KPBS AIRDATE: October 15, 1997
Thanks to the wonders of modern stage and screen adaptations, an author sometimes gets remembered for something he hardly intended. Take Henry James, for instance. “Washington Square” was far from his literary best, but, with a 1949 stage adaptation called “The Heiress,” that went right to the movies, and was recently revived to great acclaim on Broadway, and with a new film just released, “Washington Square” may be The Big One for him, or all he’s known for, by some. Similarly, though C.S. Lewis has been loved and admired for decades because of his fantasy tales of Narnia, it’s probably not what the theologian would most want to be remembered for. And, given the current stage adaptation of “The Lion, The Witch and the Wardrobe,” he’d be right.
Lamb’s Players Theatre usually hits the comic or dramatic nail on the head, but this time, they’re way off the mark. This adaptation was ill-fated from the start. Six years ago, artistic director Robert Smyth had completed rehearsals and started previews of an adaptation, when the rights were pulled for a touring production that never ultimately materialized. Nonetheless, Smyth persevered, and now he’s got a new version of his long-cherished fairy tale, with music by his talented wife, Deborah Gilmour Smyth. But it just doesn’t work.
Aiming to maintain some of the lush language of the original, Smyth created a memory play, with unnecessary exposition provided by one of the protagonists, all grown-up. She tells us all about the four London kids, of which she was the youngest, sent to the country to stay with their godfather during the dangerous days of the second World War. They find themselves in a humongous house with nothing to do but explore, and when Lucy, our narrator, steps into this huge back-room wardrobe, she steps out into Narnia, a magical land “where animals talk and it’s always winter, but never Christmas.”
Unfortunately, there’s very little magic, or drama, or even action in this production. And it’s not at all clear for whom it’s intended. Some of the acting is adolescent, but the music is very adult; the complex, contrapuntal, a capella interludes, though harmonically lovely, become tedious and redundant, often bordering on ludicrous. The play and the production take themselves too seriously and they’re far too far from fun. There’s too little intrigue, not enough imagination or fantasy, and too much underscoring of the religious undertones. A very disappointing venture all around, though three of the four children — all but the overacting family “traitor,” Edmund — are charming naturals.

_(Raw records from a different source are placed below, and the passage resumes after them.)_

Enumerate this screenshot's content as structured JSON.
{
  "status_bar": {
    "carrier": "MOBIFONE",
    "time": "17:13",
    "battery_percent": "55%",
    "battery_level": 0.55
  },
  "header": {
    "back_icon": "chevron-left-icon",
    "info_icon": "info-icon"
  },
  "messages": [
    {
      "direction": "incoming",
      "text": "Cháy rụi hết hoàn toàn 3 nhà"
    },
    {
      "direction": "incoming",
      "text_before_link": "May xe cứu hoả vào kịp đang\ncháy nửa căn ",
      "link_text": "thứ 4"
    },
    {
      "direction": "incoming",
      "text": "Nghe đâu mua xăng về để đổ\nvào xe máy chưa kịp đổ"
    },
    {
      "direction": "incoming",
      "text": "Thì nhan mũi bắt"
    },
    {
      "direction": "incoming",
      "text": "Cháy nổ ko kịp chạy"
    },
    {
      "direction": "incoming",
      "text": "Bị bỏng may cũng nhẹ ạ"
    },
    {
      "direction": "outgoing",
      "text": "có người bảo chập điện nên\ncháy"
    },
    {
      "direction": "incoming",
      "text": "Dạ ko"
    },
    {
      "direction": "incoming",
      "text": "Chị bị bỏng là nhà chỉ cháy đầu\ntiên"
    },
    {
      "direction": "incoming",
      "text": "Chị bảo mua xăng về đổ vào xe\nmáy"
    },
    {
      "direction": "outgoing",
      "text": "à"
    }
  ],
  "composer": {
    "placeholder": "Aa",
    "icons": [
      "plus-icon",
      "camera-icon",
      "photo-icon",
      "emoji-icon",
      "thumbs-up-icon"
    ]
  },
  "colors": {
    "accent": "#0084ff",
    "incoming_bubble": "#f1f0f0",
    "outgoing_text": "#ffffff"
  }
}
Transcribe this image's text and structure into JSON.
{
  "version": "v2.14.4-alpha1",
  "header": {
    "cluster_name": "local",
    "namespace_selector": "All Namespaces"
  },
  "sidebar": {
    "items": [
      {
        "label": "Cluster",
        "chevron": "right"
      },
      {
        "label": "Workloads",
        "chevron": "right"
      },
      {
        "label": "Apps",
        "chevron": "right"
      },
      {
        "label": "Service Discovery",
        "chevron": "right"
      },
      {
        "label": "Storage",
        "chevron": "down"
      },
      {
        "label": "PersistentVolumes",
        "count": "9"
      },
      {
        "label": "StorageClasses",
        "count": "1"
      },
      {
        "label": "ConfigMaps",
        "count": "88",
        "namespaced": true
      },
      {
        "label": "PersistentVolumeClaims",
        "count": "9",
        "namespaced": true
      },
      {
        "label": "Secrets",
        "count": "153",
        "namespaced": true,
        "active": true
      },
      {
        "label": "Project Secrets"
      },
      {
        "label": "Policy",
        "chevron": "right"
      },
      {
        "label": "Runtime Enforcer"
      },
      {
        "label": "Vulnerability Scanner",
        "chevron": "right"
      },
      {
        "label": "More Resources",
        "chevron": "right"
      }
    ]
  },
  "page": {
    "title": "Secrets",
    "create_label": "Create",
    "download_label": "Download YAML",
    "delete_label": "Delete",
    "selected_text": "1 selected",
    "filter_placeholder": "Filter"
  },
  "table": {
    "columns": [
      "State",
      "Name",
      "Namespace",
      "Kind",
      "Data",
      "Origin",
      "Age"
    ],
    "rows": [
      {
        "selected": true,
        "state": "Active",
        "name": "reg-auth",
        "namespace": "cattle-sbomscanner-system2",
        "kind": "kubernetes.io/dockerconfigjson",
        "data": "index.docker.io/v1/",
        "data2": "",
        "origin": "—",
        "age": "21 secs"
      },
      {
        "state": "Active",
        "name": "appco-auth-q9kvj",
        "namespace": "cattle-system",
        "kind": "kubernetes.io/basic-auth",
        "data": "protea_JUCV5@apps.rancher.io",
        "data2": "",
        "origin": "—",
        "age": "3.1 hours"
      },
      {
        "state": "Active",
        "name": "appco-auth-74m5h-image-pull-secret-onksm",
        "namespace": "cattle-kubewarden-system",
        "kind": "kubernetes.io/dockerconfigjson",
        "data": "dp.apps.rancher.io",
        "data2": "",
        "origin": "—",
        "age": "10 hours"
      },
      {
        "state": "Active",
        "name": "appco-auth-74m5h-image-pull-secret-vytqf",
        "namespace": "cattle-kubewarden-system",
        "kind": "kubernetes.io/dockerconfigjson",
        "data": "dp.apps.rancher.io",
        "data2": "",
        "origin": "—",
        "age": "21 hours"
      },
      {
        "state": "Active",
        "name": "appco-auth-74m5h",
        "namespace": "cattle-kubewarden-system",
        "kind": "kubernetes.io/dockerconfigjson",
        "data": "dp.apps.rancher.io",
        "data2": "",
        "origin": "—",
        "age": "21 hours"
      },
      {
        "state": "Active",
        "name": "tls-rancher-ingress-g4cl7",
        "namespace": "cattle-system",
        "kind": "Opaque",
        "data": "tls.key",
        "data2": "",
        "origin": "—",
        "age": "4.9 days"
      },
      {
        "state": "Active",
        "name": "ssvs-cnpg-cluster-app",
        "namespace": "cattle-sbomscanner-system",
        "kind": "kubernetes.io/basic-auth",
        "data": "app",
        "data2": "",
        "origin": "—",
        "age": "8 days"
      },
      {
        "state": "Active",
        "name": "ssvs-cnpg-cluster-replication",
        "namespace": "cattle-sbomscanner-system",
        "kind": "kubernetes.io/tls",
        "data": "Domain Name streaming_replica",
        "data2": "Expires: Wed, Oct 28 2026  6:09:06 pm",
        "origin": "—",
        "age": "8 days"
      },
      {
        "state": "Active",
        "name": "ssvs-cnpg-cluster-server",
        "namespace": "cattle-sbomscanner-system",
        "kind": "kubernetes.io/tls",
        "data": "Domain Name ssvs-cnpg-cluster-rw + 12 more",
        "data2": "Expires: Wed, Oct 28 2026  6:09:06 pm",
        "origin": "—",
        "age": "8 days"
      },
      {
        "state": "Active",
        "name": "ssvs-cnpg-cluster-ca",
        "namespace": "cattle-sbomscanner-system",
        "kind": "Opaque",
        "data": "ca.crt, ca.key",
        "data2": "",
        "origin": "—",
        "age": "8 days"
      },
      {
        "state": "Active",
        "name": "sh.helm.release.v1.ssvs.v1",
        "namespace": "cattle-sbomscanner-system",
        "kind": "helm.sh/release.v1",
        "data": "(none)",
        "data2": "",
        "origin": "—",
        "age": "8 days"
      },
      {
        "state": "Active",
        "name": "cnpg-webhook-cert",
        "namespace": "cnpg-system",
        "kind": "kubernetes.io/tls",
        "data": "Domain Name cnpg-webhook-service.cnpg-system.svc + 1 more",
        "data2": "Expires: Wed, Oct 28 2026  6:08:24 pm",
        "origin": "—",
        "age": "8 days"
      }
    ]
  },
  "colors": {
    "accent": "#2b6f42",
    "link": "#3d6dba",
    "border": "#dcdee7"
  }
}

On the positive side of revivals and adaptations, however, is the North Coast Repertory Theatre production of “The Heiress,” which is simply beautiful. Don Loper makes his directorial debut here with taste, class and style. And D. Candis Paule gives a breathtaking performance, a gracefully nuanced portrayal of mousy Catherine Sloper, who develops a tough, tensile resolve as she struggles for identity and dignity in this tale of love, betrayal and revenge. Charlie Riendeau and Jeffrey Jones do justice to the men in her life, a disparaging father and a foraging suitor. And Sandra Ellis-Troy gets the busybody Aunt Lavinia just right. The set, costumes and lighting are as detailed as Loper’s direction. In short, this is one of North Coast’s most polished productions. The play, by Ruth and Augustus Goetz, may lean a bit toward melodrama, but it’s a true triumph of will, and this re-creation is a theatrical treat.
I’m Pat Launer, KPBS radio.
©1997 Patté Productions Inc.